### Exercise prompt
Locate every line in the records below that holds the word "icon" and return each one.
(Information supplied begins)
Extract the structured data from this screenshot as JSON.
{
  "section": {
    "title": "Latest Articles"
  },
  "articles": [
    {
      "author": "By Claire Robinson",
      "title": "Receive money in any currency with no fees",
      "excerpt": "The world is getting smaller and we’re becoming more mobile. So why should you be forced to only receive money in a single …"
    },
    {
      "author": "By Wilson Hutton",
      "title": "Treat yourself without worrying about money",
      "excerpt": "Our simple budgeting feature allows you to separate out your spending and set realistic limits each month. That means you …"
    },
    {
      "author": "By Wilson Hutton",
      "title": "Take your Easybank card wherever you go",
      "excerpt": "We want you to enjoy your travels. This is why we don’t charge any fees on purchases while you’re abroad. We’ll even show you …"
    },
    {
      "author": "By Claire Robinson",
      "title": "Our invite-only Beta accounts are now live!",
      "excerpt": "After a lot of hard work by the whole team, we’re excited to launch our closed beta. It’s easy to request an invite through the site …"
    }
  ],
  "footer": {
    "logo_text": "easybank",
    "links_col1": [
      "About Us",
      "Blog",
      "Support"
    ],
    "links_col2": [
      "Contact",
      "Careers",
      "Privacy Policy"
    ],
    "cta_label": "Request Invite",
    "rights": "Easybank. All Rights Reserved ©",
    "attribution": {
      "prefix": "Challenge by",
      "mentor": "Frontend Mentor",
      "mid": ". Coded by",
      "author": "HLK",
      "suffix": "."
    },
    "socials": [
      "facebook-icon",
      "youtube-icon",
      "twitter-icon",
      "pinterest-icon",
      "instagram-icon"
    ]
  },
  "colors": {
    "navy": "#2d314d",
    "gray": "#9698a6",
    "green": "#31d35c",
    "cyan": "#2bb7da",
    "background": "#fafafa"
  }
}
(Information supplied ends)
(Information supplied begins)
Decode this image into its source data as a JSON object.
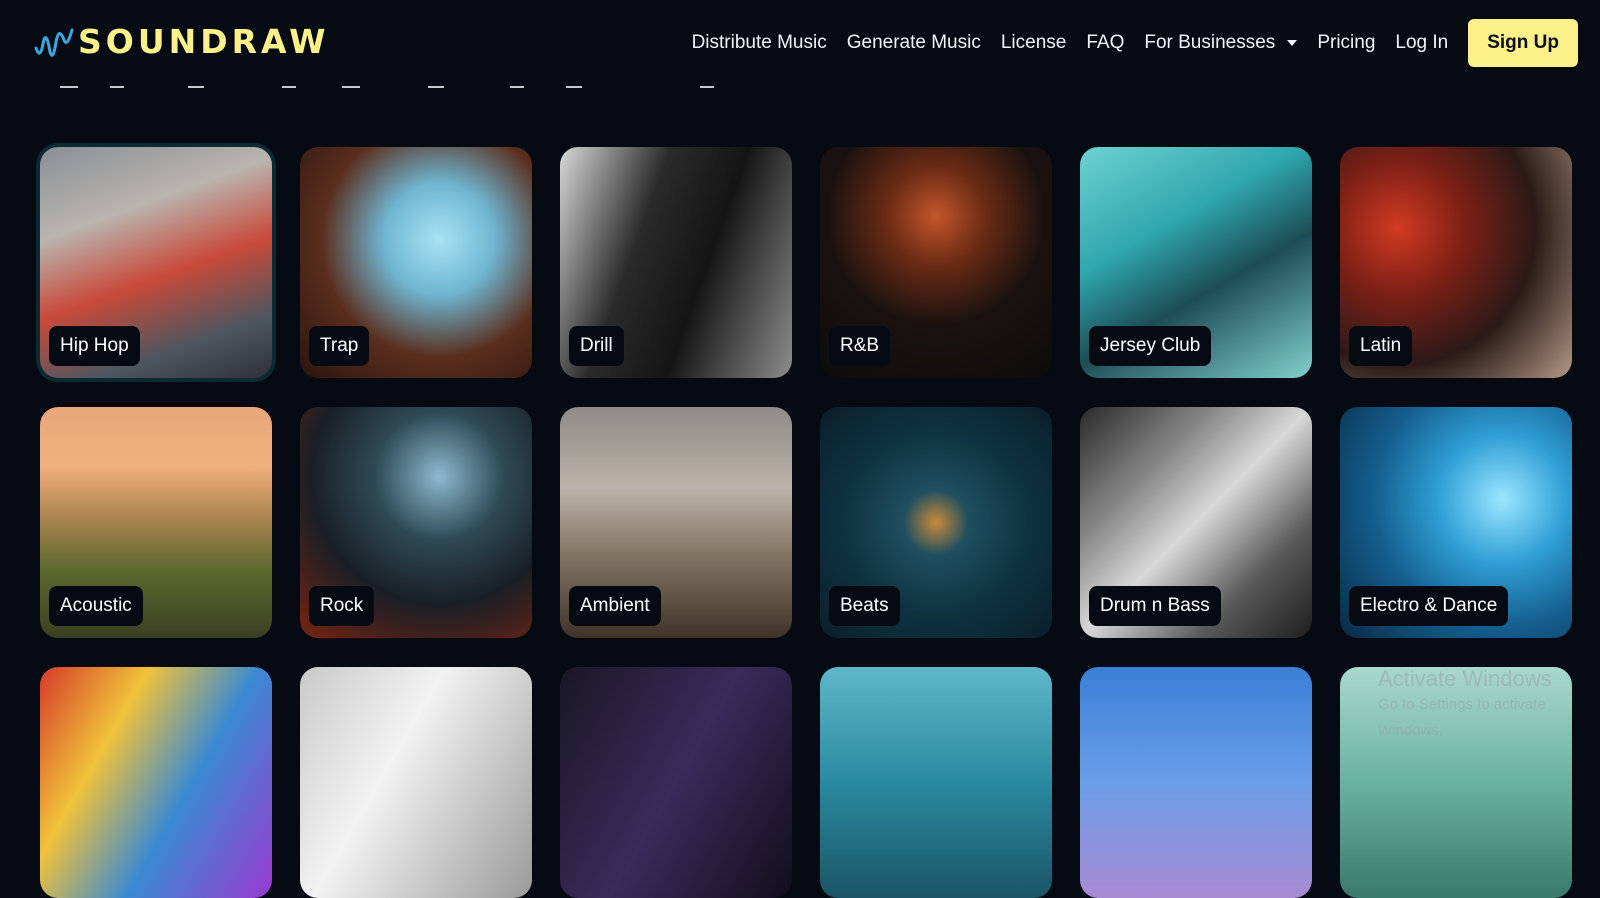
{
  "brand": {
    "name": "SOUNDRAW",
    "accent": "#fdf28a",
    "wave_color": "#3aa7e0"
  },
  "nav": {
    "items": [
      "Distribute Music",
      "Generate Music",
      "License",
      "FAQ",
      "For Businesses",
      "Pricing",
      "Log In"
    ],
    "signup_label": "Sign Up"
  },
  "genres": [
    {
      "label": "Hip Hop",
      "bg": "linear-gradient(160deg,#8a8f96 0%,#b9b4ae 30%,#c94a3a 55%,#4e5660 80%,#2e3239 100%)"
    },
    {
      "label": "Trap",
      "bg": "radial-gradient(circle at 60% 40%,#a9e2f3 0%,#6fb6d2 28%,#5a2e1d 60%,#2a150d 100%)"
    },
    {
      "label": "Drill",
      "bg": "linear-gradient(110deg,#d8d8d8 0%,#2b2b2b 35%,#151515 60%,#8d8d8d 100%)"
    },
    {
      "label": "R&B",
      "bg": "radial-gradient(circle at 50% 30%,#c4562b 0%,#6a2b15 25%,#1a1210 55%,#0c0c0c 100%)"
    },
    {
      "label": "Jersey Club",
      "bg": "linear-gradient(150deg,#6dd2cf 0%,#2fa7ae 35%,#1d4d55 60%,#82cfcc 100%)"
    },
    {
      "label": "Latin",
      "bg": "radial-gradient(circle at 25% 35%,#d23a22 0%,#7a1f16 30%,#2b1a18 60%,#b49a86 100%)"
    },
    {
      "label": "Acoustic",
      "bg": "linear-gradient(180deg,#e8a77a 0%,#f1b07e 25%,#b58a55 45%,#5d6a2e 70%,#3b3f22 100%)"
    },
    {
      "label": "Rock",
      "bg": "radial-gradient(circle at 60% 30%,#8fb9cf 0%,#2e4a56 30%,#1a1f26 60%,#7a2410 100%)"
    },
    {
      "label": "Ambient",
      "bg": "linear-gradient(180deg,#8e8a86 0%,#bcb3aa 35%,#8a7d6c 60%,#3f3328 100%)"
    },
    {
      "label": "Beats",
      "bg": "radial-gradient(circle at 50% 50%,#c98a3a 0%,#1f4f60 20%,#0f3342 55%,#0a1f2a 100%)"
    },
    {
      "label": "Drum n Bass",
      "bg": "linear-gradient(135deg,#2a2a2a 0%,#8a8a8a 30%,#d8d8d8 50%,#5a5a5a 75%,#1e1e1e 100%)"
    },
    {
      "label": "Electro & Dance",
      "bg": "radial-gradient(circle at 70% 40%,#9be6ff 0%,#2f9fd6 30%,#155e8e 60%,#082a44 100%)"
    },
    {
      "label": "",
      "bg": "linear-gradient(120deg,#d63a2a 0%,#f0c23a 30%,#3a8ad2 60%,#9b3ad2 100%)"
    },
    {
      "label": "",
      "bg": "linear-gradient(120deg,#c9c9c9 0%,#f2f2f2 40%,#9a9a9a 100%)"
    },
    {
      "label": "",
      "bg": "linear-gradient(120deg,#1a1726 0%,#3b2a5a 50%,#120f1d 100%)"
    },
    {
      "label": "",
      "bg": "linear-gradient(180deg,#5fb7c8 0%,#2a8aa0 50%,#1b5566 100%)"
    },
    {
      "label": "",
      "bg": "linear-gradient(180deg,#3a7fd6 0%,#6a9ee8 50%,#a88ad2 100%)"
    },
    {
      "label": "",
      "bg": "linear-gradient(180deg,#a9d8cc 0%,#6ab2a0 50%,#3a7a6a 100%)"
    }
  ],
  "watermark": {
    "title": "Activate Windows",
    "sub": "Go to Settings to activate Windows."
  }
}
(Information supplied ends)
### Result for this exercise
      "facebook-icon",
      "youtube-icon",
      "twitter-icon",
      "pinterest-icon",
      "instagram-icon"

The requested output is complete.